[Available records]

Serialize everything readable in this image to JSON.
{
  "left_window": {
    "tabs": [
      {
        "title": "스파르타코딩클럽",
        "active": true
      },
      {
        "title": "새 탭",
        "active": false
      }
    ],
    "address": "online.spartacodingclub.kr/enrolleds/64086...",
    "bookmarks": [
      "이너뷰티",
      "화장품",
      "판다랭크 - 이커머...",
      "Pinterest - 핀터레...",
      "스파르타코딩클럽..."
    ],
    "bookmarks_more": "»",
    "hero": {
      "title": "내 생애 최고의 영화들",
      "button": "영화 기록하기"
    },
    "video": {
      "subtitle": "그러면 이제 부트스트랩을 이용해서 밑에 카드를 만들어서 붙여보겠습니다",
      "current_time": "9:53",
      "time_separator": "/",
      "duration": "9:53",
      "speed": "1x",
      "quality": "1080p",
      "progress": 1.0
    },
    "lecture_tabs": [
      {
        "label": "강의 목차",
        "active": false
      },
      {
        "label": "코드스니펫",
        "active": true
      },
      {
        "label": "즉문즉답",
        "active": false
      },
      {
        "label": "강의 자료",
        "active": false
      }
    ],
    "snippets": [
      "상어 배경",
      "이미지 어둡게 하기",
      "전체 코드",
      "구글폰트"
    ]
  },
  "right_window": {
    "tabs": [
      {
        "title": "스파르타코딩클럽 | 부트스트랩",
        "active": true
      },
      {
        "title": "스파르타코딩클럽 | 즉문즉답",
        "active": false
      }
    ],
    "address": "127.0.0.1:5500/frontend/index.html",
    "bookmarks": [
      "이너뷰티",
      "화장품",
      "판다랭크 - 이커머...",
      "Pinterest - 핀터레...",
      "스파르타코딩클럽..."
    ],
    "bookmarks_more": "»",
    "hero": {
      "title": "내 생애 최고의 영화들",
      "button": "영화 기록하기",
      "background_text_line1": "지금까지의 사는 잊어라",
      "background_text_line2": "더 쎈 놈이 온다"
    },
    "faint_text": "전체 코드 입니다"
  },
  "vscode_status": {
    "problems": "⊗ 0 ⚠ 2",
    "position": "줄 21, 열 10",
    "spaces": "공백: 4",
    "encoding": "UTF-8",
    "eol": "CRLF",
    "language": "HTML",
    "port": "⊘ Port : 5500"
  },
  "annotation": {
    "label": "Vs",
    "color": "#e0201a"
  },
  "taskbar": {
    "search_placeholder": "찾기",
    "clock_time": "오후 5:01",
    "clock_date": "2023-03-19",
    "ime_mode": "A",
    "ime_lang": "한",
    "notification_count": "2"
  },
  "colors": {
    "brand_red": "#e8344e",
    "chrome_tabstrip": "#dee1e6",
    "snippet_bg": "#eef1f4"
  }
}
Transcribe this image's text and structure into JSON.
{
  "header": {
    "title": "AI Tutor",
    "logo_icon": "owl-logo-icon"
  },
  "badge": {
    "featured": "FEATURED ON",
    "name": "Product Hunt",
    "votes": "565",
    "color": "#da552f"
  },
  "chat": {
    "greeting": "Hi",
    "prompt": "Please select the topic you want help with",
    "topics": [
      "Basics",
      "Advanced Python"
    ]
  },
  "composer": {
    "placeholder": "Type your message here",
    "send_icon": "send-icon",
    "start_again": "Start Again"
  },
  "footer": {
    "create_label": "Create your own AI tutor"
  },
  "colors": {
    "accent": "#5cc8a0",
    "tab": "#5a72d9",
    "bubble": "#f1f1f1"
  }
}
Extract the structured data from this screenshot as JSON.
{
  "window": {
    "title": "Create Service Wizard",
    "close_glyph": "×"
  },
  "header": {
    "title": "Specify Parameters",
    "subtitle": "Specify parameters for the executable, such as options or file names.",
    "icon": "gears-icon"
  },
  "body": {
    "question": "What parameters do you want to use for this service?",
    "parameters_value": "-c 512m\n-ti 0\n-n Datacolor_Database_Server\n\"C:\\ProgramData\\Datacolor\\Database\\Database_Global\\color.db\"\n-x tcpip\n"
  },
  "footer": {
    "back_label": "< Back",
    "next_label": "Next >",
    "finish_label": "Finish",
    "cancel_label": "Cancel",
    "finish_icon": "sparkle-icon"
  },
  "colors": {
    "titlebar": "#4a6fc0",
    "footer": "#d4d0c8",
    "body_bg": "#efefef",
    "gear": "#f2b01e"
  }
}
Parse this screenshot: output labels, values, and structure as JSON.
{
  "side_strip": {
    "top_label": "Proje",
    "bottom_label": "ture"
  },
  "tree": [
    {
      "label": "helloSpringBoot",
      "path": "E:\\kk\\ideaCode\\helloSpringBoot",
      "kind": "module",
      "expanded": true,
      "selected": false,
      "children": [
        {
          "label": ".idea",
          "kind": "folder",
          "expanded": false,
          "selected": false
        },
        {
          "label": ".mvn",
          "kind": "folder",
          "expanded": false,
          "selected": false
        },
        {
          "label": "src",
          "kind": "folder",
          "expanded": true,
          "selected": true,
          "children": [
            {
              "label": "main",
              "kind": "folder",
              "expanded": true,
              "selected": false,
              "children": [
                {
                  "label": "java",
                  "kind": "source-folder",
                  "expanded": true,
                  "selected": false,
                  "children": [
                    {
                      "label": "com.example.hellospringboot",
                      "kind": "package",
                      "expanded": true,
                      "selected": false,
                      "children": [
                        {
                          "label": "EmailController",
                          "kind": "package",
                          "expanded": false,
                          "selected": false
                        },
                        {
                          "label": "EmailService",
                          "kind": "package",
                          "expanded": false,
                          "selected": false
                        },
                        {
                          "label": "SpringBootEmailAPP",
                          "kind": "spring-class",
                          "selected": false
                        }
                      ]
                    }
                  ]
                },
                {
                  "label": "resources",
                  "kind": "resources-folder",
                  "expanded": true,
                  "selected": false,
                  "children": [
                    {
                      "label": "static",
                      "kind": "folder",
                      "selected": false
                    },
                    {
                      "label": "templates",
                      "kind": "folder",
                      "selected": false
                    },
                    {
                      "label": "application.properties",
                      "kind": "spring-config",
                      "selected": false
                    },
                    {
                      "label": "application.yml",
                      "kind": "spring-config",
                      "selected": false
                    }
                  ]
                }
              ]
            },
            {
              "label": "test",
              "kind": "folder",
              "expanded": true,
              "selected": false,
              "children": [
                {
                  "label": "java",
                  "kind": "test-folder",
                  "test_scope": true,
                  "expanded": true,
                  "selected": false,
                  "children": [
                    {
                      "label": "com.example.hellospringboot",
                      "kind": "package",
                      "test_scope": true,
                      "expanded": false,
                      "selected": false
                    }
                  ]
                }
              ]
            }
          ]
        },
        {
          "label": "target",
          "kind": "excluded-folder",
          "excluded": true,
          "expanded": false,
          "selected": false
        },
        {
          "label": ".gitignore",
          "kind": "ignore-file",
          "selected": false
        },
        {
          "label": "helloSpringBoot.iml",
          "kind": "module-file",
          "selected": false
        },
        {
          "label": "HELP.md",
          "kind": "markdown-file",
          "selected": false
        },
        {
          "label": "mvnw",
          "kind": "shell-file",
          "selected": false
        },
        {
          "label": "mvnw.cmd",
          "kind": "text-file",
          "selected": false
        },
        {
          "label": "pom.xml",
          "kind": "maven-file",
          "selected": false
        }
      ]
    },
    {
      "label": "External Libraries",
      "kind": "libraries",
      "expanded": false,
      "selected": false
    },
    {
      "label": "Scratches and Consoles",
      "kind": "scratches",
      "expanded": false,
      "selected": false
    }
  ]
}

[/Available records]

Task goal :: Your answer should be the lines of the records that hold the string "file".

Your response ::
    "subtitle": "Specify parameters for the executable, such as options or file names.",
          "kind": "ignore-file",
          "kind": "module-file",
          "kind": "markdown-file",
          "kind": "shell-file",
          "kind": "text-file",
          "kind": "maven-file",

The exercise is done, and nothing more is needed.